Day 34: Angkor Small Circuit – Purchasing an Angkor Pass

The Angkor Archaeological Park was where I took the most photos of a single place of interest throughout the trip. As such, the visit to the Angkor Archaeological Park warrants a cluster of posts, or else the posts may not be detailed enough, or information may be overloaded.

When people mention the word “Angkor”, straightaway, you will think of Angkor Wat. But the Angkor Archaeological Park contains much more than Angkor Wat itself. The good thing is that in the Angkor Archaeological Park, most attractions are covered by the Angkor Pass, so even if you wanted to just visit Angkor Wat or you would like to explore the vast area that is Angkor, you pay the same price anyway. So it’s a no-brainer, really, to continue exploring.

I booked a tuk tuk from my hotel, which charged me US$15 for the full day at my disposal within the Angkor Archaeological Park, until I decided to return to the hotel or the city, where the disposal will end, regardless of time. And thankfully I did – I actually asked my hotel if it was possible to walk to Angkor Wat and back and they gave me a really strange look. It looks small on Google Maps due to the perfect north-south orientation and straightness of the roads, but in actual fact it was around 3 kilometers from Siem Reap city to Angkor Wat. And most of the other sites in the Angkor Archaeological Park are covered by trees, making it almost hidden on Google Maps.

Two typical tourist routes are laid out and almost all locals and tuk tuk driver know it by heart. They are the Small Circuit and the Grand Circuit. The Small Circuit can be covered in one day, making a small loop of 17 kilometers within the Angkor Archaeological Park. The Grand Circuit is an extension of the Small Circuit, sharing the same first few attractions, but extends into a bigger 26 kilometer loop, usually advised for visitors who wish to spend 3 days in the Angkor Archaeological Park. Since I only had one day in Siem Reap, I opted for the Small Circuit.

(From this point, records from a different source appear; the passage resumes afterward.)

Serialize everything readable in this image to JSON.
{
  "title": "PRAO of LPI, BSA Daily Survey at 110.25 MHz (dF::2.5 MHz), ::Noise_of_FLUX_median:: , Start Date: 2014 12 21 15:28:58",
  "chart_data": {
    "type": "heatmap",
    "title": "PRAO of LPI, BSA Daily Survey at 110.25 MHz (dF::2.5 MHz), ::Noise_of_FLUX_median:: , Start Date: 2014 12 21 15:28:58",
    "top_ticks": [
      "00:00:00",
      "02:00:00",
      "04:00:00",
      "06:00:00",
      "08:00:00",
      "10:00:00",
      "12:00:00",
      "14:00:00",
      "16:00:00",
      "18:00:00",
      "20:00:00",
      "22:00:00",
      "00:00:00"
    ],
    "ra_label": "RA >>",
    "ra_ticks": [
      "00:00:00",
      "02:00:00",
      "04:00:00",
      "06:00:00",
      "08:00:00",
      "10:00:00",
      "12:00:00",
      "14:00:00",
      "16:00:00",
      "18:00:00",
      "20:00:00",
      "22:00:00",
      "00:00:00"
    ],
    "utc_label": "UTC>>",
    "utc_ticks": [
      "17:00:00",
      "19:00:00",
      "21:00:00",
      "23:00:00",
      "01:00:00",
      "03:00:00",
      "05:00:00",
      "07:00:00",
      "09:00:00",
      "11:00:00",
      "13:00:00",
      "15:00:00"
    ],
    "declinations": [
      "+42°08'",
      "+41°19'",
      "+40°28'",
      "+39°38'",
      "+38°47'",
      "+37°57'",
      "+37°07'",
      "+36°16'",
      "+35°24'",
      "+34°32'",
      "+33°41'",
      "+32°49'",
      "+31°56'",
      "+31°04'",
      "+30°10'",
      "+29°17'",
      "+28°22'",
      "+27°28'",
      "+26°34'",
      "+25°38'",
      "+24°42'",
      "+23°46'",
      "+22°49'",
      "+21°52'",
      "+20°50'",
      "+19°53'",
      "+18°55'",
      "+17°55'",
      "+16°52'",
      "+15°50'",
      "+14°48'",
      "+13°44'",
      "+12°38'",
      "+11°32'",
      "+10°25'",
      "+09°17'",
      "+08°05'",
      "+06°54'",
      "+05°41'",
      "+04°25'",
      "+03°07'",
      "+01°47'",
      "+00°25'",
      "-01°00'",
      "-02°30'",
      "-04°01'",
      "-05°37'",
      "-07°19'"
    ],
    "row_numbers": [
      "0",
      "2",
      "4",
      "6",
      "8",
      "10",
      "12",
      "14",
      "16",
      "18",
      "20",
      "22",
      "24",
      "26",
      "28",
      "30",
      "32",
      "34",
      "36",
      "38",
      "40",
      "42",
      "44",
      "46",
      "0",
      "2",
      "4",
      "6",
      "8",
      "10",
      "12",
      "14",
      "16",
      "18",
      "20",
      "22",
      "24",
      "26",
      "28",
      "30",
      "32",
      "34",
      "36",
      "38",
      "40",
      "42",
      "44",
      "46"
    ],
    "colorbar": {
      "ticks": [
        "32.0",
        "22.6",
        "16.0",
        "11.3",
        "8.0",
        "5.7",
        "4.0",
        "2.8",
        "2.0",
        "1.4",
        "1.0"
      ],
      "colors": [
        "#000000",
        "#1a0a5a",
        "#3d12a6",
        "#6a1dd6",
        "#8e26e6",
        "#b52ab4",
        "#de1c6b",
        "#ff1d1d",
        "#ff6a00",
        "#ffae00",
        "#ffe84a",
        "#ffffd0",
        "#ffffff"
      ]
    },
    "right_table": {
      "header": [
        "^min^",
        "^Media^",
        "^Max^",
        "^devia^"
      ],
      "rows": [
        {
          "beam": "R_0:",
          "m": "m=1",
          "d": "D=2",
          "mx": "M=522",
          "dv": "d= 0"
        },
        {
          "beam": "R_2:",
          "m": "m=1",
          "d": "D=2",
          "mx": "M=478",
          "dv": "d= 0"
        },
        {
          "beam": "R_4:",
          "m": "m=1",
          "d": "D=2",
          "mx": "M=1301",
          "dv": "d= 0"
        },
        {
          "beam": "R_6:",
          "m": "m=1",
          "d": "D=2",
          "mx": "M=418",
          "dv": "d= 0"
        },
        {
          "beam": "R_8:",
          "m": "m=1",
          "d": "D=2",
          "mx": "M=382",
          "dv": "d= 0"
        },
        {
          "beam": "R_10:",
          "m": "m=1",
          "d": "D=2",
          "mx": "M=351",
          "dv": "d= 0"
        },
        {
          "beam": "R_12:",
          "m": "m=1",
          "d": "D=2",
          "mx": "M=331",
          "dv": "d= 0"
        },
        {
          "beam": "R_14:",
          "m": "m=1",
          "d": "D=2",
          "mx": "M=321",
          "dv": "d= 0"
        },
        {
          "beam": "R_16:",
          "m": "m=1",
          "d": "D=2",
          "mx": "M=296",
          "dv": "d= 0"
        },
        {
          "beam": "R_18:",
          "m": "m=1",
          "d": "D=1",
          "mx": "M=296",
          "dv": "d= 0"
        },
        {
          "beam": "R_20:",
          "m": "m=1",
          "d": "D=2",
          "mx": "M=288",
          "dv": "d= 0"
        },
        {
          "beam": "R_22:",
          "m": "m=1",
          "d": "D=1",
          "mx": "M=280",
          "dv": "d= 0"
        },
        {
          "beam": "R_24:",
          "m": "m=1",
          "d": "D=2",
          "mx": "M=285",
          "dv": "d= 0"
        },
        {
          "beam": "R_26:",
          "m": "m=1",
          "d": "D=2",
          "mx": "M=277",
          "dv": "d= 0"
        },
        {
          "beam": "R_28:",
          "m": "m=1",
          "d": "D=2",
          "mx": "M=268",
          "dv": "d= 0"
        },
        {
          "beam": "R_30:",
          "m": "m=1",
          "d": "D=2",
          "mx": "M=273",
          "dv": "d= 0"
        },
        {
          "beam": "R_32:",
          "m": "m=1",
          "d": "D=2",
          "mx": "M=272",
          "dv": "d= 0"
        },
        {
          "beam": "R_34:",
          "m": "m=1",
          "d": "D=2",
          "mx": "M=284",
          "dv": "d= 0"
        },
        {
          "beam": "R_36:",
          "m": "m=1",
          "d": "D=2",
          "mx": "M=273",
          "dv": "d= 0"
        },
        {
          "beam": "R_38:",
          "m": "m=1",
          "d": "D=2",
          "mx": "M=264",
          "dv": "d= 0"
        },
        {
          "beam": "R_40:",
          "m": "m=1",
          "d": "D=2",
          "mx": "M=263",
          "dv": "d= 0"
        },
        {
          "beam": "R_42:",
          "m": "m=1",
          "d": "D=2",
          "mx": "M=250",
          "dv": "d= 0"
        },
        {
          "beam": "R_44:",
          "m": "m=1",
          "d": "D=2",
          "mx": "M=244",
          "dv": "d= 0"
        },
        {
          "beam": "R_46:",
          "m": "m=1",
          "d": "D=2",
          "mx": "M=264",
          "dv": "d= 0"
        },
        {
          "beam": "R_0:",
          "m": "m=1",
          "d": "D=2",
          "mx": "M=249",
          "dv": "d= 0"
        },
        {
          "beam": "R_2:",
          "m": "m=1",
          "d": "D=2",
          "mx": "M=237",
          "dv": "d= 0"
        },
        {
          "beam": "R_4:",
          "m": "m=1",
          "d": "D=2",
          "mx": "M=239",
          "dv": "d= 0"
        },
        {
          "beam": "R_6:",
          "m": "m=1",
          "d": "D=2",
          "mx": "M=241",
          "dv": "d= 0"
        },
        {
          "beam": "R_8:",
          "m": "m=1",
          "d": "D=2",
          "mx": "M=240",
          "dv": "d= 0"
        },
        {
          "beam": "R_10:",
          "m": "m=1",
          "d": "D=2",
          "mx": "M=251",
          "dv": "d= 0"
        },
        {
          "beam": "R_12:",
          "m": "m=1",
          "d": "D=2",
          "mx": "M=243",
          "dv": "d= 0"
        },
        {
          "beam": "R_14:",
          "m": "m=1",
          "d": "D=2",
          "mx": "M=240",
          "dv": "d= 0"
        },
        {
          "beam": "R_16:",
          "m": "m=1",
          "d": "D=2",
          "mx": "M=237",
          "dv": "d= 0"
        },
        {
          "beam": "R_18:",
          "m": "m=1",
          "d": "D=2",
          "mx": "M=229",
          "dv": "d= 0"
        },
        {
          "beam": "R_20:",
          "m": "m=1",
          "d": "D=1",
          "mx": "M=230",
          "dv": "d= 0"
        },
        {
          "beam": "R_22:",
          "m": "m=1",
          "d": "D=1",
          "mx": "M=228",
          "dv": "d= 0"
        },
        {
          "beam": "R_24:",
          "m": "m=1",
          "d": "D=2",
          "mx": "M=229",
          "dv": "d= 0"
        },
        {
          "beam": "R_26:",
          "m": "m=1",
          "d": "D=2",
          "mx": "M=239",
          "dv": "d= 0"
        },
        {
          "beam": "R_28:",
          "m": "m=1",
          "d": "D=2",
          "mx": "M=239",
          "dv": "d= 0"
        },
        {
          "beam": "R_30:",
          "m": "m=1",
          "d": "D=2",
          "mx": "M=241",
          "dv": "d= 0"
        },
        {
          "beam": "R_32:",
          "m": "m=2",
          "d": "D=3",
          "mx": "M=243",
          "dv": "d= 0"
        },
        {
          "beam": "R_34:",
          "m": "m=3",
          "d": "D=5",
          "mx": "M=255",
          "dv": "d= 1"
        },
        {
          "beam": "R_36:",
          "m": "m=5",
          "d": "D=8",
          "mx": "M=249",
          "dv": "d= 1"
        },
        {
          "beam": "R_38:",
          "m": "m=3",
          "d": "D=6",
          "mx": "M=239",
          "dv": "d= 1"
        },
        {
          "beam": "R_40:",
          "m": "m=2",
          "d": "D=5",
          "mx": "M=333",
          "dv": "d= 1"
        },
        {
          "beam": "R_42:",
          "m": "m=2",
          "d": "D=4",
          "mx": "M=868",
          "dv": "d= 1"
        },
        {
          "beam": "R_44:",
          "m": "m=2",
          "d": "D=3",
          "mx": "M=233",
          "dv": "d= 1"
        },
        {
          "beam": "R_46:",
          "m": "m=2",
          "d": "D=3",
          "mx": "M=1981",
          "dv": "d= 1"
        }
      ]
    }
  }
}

*There are other outlying temples around, but these require at least a week’s stay in Siem Reap to properly appreciate, and the hotels and tours would give personal advice if you really wish to go for them.

First task of the day – getting an Angkor Pass. Don’t worry about pre-booking your ticket, the Angkor Pass can be purchased on the spot. In fact, even if you had pre-booked it, your travel agent would have followed you to the ticket office to make payment for you, since an on-the-spot photograph is required to be printed on the Angkor Pass.

We drove (rode?) to this seemingly new ticket office, which was not on the main highway to Angkor Wat. But nevertheless, it was definitely not a scam.

You can purchase a 1 Day Pass, a Flexible 3 Day Pass valid for 1 week and a Flexible 7 Day Pass valid for 1 month. The passes start their validity from the date of purchase, so no pre-booking is necessary.

1 Day Pass: US$20
Flexible 3 Day Pass: US$40  (valid for 1 week)
Flexible 7 Day Pass: US$60 (valid for 1 month)

The ticket office opens from 5am to 5.30pm daily, and the visiting hours of the Angkor Archaeological Park is from 5.30am to 5.30pm daily, with the exception of some popular or special temples. Do note that if you purchase your pass at 5pm for the next day, the pass is also valid for the Angkor Wat on the date of purchase, meaning to say you get the day’s sunset, plus the full day the next day.

Queue at the relevant counter for your ticket and have your picture taken.

My 1 Day Angkor Pass, ready for the day’s exploration. Do not lose this Angkor Pass – there are staff members at the temple entrances to check for your ticket.

Proceeding to Angkor Wat.

Beware of sandy roads, close your mouths and eyes if necessary.

We took a side road to Angkor Wat, I’m not sure why, but nevertheless we made it to the Angkor Archaeological Park checkpoint. This is the first ticket check of many to come.

Driving through the trimmed gardens along the road to Angkor Wat.

Next stop: Angkor Wat

One comment

Leave a Reply

This site uses Akismet to reduce spam. Learn how your comment data is processed.